Ideally, we will compose a diverse group of diverse people, with a variety of skills, from a variety of backgrounds, who respect each other and work well together, even though - or perhaps because - we may not always agree with each other (indeed, I hope we won't always agree with each other). I have enjoyed many conversations with many talented people so far, and I welcome the opportunity to initiate or renew conversations with other talented people. If current trends continue, we may be able to assemble a dream team without ever having to compose or post a formal job description.
As I mentioned in my review of First Break All the Rules: What the World's Greatest Managers Do Differently, I subscribe to the philosophy of Bud Grant, former head coach of the Minnesota Vikings:
You can’t draw up plays and then just plug your players in. No matter how well you have designed your play book, it’s useless if you don’t know which plays your players can run. When I draw up my play book, I always go from the players to the play.

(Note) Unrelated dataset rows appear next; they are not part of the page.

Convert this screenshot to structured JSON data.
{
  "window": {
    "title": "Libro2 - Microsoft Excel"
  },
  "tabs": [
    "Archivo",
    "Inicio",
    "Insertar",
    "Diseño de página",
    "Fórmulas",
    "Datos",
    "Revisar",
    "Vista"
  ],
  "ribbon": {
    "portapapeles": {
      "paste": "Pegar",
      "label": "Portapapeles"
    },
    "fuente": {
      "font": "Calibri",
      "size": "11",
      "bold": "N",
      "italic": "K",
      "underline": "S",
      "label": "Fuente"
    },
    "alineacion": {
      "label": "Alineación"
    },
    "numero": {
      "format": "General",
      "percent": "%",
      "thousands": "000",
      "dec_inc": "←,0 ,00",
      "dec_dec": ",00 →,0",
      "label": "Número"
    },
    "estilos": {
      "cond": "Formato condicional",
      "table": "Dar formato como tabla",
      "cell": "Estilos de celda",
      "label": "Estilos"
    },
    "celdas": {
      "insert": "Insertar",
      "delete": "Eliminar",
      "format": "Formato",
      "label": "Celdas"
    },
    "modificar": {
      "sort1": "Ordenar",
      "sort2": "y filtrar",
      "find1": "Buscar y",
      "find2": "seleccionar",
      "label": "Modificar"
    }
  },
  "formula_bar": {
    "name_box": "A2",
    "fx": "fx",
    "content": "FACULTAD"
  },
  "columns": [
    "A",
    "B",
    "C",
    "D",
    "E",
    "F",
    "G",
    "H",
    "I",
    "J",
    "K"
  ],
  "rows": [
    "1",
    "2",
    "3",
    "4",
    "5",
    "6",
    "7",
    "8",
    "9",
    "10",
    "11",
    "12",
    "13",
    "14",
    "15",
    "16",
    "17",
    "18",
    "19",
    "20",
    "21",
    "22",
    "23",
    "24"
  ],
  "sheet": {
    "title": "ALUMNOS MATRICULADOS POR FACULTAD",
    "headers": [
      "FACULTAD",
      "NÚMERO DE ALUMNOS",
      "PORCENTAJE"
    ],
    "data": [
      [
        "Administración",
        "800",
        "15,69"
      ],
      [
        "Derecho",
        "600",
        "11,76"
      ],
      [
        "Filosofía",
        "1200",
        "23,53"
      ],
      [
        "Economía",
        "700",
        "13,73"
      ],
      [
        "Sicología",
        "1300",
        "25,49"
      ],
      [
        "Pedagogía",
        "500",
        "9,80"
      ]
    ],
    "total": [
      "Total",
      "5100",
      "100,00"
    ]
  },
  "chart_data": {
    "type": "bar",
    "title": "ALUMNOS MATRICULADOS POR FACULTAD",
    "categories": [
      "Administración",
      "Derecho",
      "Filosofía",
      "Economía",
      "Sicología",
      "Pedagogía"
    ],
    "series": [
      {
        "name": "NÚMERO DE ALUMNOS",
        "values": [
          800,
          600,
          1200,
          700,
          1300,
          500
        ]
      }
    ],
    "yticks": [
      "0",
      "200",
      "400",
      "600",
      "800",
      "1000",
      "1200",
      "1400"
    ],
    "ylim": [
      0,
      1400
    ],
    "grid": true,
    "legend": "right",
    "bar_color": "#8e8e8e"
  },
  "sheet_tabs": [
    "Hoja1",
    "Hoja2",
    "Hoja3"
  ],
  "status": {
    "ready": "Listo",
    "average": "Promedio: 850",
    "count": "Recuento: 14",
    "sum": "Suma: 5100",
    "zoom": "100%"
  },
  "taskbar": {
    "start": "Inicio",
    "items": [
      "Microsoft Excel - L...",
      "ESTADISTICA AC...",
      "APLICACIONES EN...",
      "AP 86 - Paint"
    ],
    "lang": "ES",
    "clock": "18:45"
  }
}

Given my commitment to multidisciplinarity, I'm going one step further and not even specifying player positions at this early stage, hoping that we will be able attract just the right people with just the right talents to accomplish our innovation mission.
[Update: I forgot to mention that we have a number of more formally specified job openings at many of our other sites around the world. The (Senior) Mobile User Experience / Interaction Designer position may be of particular interest to some of my international friends.]